Book Now

+ 961 1 759637

Corneal cross-linking
What is corneal cross-linking?

Cornea cross-linking is a procedure meant to stop keratoconus disease progression. During the procedure, riboflavin (which is vitamin B2) eye drops are instilled in the eye followed by exposure to a focused ultraviolet light. The combination of the UV light and riboflavin drops produces a reaction inside the cornea, which helps cross-linking the corneal macromolecules, and hence, strengthens the cornea and makes it stiffer. A stiff cornea resists further protrusion and thinning and puts a stop to disease progression. UV cross-linking is performed under anesthetic drops and is a comfortable procedure. 

Mechanism of corneal cross-linking
After cross-linking
What to expect  

Cross-linking is a highly successful procedure which works 95-99% of the times. Even though the aim of cross-linking is to stabilize the disease process and maintain vision, some patients experience an improvement in vision and a decrease in visual refractive error. Full visual recovery after corneal cross-linking might take a few weeks and sometimes a few months. Patients usually experience tearing, burning, and light sensitivity for the first 3 days after the procedure, and vision in the operated eye is usually considerably blurry for the first 7-10 days postoperatively. Afterwards, vision keeps improving over the next 2-3 months, till it reaches the starting vision before the procedure, and in some patients, exceeding it. For this reason, in the event where both eyes are to undergo the procedure, it is usually recommended to perform one eye at a time, so the patient would rely on one eye while the other would recover. Patients would need to get an updated eyeglass prescription at around 3 months postoperatively. After the procedure, patients are instructed to use antibiotic and steroid eye drops as well as tear drops. The last two are tapered slowly over several weeks postoperatively. Patients can return to their daily activities like driving and office and computer work within 4 days, but should avoid direct water contact to their eyes for one week, eye make-up and swimming for one month, and of course, eye rubbing.
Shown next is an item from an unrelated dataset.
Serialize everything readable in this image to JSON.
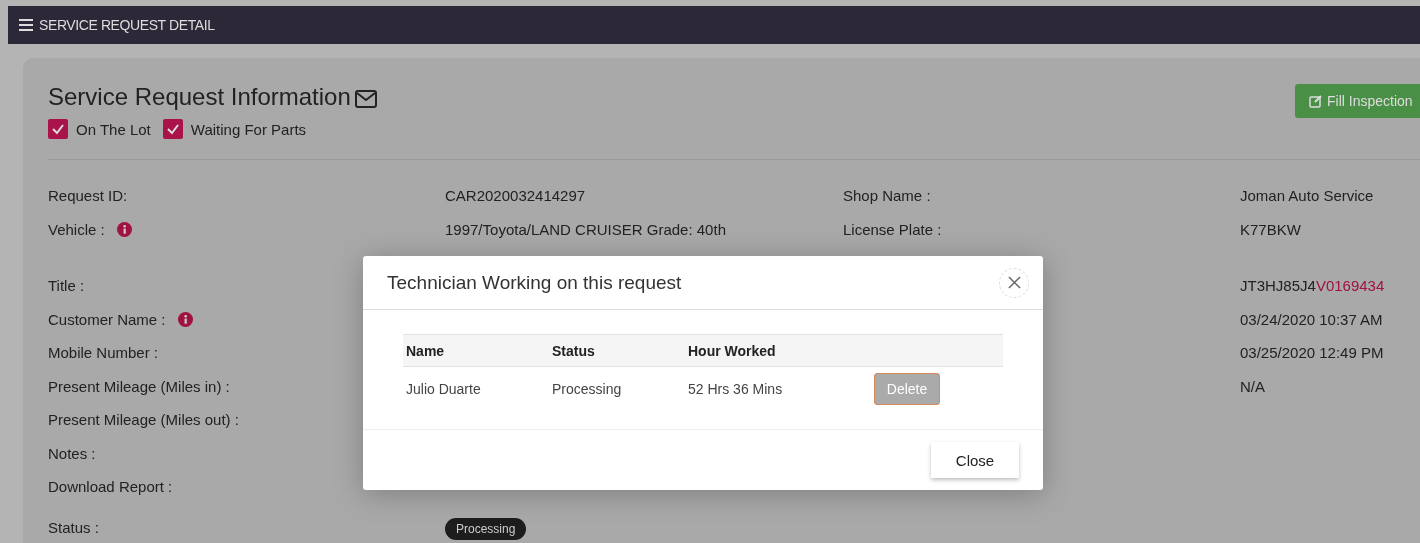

Indications & safety



UV cross-linking is usually offered to patients with documented disease progression and often in young individuals below age 19 without documented disease progression as the risk of keratoconus worsening in this age group has been shown to be very high. Pregnant women with keratoconus should be followed carefully as the disease can progress during and right after pregnancy. Patients above age 40 rarely progress and usually do not need corneal cross-linking, although exceptions have been documented.





Cross-Linking is a highly successful and safe procedure which halts keratoconus disease progression. However, a very small percentage of patients might experience a slight worsening of vision after the procedure, and more rarely, an appreciable decrease in vision might develop even when corrected with eyeglasses due to the development of corneal haze and scarring. Infection is another rare side effect which can develop. 

Combined Procedures

Combined customized laser procedures

LASIK and laser surface ablation are generally contra-indicated in keratoconus patients. However, in certain situations, customized minimal laser surface ablation or PRK, combined with UV cross-linking or sometimes following it, can improve vision.



Corneal ring segments and cross-linking


Corneal ring segment insertion can help improve vision before stabilizing it by cross-linking, especially in patients with suboptimal vision who are intolerant to hard lenses (rigid gas permeable) or hybrid lenses. Corneal ring segments can also be inserted in patients who had cross-linking, although some studies suggest that implanting ring segments prior to cross-linking might be more beneficial.

Corneal ring segments